During an average week in England, there will be 1,600 deliberately set fires resulting in 50 injuries, two deaths, and a cost for taxpayers of £45 million. Over the past decade, these numbers translate into 25,000 injuries, 900 deaths, and a cost of £2.3 million. These figures do not take into consideration the emotional loss of broken lives, lost incomes, and the larger economic costs of lost wages and broken business.
Who are the arsonists?
Arson is a crisis in the United Kingdom, with fire services, police, and government officials rallying to the public cry for action. According to Liberal Democrat treasury spokesman Matthew Taylor, who is one of the key speakers on this topic, nearly half of the legal proceedings involve under 18-year-olds with 89 per cent getting a caution.

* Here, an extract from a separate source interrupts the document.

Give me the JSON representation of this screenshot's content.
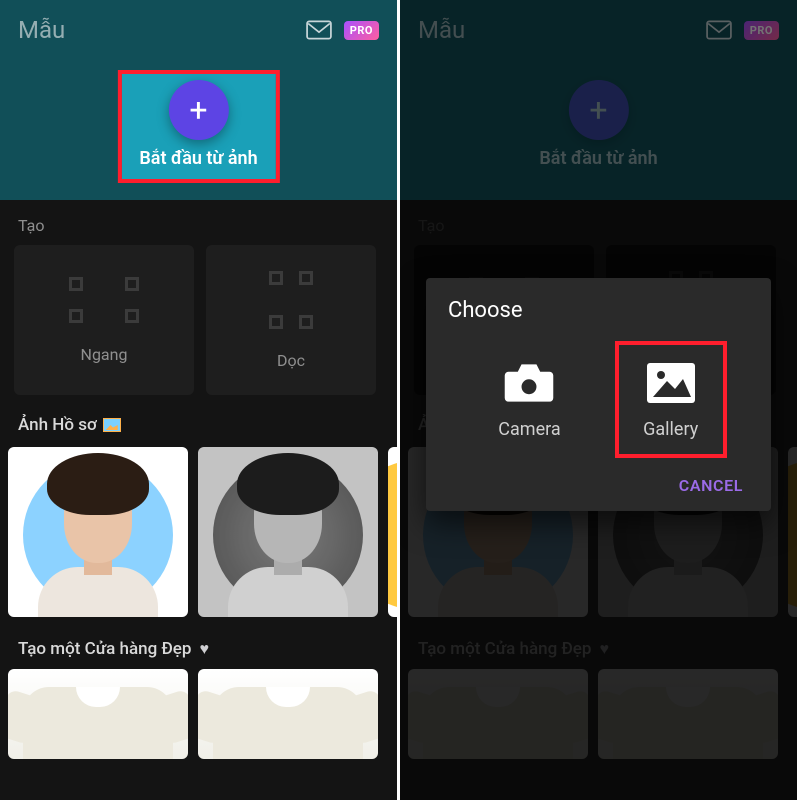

Other types of arsonist have been identified by experts as revenge-seekers, thrill-seekers, and those using arson as a coping mechanism for emotional trauma. Revenge-seekers target people, companies, or organisations that they feel wronged them, while the victim might be completely unaware of any blame. Thrill-seekers simply start fire for the excitement of it and often choose random and available targets. Likewise, those using arson as a coping mechanism do not have specific targets. For these individuals, creating fires gives them a sense of control and the power to make something happen, and they typically do this because they feel they have no control in their personal lives.
According to the Devon & Somerset Fire & Rescue Service, arson is the biggest single cause of fires in England and Wales. Although it is important to maintain good fire prevention habits, it is more likely that a fire in your home or premises will be caused by arson. This is something unpredictable, so the best preparation is a sprinkler system to mitigate the damage. You can find information on fire prevention and protection on a site such as http://www.mainpoint.co.uk/, where you can also read articles on Gloucester Automist systems.

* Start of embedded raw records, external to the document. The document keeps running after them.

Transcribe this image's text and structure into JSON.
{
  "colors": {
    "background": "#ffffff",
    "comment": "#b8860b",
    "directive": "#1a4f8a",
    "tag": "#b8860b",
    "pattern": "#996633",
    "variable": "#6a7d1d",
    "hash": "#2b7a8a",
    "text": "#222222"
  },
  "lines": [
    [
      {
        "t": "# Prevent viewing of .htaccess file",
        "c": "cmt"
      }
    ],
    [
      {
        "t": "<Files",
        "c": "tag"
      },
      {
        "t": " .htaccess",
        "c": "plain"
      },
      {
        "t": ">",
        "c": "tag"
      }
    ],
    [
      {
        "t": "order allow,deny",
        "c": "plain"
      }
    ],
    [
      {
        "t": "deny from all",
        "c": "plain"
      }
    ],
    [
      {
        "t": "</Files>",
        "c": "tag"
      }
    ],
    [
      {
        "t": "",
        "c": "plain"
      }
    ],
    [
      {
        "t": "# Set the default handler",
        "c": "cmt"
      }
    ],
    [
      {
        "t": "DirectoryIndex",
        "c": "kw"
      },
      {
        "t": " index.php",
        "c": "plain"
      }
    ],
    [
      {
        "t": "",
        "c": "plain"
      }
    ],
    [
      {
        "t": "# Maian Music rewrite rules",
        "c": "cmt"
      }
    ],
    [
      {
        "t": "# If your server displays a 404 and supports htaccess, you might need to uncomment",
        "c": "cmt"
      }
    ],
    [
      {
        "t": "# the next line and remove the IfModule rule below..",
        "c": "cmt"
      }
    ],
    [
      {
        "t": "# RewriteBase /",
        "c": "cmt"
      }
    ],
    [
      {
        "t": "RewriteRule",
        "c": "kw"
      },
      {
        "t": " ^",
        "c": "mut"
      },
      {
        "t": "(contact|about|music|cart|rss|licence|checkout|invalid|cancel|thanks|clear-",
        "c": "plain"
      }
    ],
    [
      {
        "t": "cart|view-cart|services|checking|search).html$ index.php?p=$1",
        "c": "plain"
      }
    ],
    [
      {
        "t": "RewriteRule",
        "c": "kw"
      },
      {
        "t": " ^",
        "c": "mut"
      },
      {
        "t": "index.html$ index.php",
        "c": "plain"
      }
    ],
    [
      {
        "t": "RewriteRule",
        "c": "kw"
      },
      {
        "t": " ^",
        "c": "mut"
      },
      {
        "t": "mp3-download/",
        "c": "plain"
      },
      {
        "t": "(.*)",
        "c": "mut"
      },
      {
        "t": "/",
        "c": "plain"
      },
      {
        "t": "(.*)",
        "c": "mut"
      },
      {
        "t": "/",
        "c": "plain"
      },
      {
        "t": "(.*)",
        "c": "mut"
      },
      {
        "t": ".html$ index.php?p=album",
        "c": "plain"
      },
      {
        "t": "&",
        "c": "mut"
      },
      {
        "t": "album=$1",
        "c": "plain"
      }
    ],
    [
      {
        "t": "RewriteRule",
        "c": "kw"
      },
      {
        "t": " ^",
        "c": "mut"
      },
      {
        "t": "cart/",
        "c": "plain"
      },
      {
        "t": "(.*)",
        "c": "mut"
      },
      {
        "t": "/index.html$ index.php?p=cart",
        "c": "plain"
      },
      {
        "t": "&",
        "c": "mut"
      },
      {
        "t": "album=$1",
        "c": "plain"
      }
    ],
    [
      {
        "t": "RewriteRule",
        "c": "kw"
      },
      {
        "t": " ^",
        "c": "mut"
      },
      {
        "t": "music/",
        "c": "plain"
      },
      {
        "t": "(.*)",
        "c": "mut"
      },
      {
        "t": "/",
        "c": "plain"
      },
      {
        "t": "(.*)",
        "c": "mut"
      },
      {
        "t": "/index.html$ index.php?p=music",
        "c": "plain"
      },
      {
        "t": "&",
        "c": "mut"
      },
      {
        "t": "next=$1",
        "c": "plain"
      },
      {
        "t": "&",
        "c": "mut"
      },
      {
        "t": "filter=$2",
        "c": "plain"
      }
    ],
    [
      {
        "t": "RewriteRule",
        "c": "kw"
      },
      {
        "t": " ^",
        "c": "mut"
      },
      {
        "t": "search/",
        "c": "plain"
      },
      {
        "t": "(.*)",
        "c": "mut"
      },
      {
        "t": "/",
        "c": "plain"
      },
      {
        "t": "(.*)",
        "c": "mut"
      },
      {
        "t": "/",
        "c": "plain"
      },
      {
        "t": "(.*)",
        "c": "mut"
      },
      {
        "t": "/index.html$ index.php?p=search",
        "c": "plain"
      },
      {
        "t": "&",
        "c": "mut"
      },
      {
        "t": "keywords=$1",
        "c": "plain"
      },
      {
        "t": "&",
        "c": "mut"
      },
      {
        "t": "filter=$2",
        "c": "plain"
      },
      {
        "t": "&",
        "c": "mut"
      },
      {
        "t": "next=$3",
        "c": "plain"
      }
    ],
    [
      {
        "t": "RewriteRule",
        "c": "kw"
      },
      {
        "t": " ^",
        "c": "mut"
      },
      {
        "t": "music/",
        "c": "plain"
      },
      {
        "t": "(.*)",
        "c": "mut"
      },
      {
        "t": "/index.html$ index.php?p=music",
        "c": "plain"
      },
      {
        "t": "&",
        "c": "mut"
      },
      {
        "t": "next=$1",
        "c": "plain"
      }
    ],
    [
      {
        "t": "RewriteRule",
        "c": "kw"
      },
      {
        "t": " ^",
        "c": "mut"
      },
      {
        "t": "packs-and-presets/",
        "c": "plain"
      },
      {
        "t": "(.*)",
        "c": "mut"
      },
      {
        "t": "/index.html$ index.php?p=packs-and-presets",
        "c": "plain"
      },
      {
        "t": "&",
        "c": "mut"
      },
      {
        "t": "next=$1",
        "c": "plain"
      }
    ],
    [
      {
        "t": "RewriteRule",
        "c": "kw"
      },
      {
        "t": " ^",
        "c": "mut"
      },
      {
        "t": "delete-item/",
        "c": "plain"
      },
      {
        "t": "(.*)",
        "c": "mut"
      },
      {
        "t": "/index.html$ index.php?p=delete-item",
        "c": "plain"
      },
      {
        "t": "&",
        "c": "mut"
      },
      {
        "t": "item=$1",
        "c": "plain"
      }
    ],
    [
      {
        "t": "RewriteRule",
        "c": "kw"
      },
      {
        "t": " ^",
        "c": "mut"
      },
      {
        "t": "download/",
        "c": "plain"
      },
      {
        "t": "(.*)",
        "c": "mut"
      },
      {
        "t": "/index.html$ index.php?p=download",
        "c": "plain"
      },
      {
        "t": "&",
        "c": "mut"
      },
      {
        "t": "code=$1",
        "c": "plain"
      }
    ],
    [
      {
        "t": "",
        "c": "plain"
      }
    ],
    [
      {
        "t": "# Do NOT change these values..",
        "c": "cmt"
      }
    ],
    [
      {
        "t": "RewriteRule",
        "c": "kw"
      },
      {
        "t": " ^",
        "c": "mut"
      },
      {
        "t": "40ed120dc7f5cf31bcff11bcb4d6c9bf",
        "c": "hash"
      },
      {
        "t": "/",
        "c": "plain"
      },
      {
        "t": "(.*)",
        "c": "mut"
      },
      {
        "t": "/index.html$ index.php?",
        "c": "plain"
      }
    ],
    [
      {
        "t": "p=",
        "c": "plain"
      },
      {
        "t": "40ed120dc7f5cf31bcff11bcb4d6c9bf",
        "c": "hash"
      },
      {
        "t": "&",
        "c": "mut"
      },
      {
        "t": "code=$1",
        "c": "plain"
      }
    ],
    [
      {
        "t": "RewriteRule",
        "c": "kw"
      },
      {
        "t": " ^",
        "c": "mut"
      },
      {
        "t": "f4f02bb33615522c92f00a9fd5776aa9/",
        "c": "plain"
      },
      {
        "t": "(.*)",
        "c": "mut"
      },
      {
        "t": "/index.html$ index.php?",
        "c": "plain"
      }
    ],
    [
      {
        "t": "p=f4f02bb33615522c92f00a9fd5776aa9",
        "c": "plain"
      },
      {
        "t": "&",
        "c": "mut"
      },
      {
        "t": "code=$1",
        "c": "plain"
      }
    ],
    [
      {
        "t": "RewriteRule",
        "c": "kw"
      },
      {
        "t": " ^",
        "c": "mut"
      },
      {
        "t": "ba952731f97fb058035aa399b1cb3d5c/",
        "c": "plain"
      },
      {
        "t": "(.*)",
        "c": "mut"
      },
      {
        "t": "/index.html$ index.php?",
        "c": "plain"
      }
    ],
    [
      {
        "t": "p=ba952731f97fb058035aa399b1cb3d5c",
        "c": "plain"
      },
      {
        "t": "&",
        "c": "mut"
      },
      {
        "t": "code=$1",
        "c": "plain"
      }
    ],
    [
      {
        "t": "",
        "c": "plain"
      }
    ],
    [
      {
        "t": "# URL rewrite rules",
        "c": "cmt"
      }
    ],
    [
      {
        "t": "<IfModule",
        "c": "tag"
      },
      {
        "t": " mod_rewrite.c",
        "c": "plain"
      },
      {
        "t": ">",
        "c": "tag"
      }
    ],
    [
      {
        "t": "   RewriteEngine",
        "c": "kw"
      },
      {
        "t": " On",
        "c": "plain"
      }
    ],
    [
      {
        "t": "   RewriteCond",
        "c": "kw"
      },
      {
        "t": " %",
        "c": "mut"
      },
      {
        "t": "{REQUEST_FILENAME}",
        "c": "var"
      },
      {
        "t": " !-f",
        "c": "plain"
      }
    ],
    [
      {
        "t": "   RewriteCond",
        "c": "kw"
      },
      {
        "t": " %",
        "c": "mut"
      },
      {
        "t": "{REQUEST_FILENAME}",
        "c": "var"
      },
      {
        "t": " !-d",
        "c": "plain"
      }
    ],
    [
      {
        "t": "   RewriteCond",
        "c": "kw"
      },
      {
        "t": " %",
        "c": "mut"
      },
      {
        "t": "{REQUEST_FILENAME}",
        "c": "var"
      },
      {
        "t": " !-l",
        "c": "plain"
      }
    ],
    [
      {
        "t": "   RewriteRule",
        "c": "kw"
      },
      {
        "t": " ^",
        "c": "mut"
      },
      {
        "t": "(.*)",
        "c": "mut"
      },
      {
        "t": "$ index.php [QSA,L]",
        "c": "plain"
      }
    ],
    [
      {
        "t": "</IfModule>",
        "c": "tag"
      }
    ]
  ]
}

Arson levels are shockingly high. Nevertheless, since their apex in 2001, the number of deliberate fires in England have dropped 17 per cent to 67,900. Much of this is due to falls in deliberate home and vehicle fires. This is good news, but 679,000 per year is still a number that is way too high.